ASU quarterback Joe Owens, who's from South Carolina, didn't experience the rivalry growing up. But the Hornets have plenty of Montgomery natives on their roster, giving players like Owens a window into the game's importance.
"I know a lot of players who came out here when they were little kids all the time and say it was a great atmosphere," Owens said. "... It just gives us more of a drive to play in it."
Thursday's meeting was the final game of a four-year contract between Alabama State and Tuskegee. But Pearson was adamant that the Turkey Day Classic "needs" to be played — for the schools, universities and communities involved, it's an institution.
Jacob Shames covers high school and Alabama State athletics for the Montgomery Advertiser and the USA Today Network. He can be reached by email at firstname.lastname@example.org and on Twitter @Jacob_Shames.

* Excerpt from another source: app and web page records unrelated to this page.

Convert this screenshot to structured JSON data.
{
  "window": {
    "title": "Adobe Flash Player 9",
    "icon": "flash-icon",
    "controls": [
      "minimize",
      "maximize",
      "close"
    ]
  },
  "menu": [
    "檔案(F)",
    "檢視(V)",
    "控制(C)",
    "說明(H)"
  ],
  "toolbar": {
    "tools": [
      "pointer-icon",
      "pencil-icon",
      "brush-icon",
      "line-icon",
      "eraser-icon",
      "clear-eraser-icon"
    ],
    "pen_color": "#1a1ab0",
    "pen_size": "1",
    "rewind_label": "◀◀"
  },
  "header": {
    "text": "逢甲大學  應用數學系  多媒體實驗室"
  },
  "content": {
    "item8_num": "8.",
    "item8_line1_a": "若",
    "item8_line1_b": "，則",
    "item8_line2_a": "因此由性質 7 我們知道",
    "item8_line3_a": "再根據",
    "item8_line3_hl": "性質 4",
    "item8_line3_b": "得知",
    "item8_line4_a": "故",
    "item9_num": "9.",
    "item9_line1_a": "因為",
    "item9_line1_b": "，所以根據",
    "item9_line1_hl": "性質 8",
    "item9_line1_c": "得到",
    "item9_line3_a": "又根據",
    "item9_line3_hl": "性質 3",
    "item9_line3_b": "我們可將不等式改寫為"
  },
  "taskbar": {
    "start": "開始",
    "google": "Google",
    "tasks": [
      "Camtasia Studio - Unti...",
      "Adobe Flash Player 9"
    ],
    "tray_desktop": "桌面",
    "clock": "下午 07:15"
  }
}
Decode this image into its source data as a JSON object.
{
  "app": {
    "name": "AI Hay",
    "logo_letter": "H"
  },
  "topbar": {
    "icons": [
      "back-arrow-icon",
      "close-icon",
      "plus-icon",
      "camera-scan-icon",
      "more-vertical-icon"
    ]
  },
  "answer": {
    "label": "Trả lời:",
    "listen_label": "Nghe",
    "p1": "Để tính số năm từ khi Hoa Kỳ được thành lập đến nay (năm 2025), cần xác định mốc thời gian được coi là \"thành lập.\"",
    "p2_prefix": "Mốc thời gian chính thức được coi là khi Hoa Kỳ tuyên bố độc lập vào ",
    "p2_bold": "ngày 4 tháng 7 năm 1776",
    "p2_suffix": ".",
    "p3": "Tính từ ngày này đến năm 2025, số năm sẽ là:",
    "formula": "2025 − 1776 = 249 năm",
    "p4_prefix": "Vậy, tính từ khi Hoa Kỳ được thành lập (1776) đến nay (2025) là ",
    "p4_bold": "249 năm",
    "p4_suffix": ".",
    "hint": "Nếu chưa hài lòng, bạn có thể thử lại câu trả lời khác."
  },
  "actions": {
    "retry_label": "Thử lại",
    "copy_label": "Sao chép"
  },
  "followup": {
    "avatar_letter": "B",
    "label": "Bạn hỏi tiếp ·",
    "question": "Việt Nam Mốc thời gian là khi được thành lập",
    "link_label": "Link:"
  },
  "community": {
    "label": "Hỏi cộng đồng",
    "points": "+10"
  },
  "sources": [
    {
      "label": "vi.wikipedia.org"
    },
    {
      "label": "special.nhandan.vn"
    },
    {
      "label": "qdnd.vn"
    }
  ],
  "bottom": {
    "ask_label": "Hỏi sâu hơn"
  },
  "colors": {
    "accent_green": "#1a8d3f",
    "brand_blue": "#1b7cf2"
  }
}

This article originally appeared on Montgomery Advertiser: As HBCUs gain prominence, ASU, Tuskegee meet on Thanksgiving again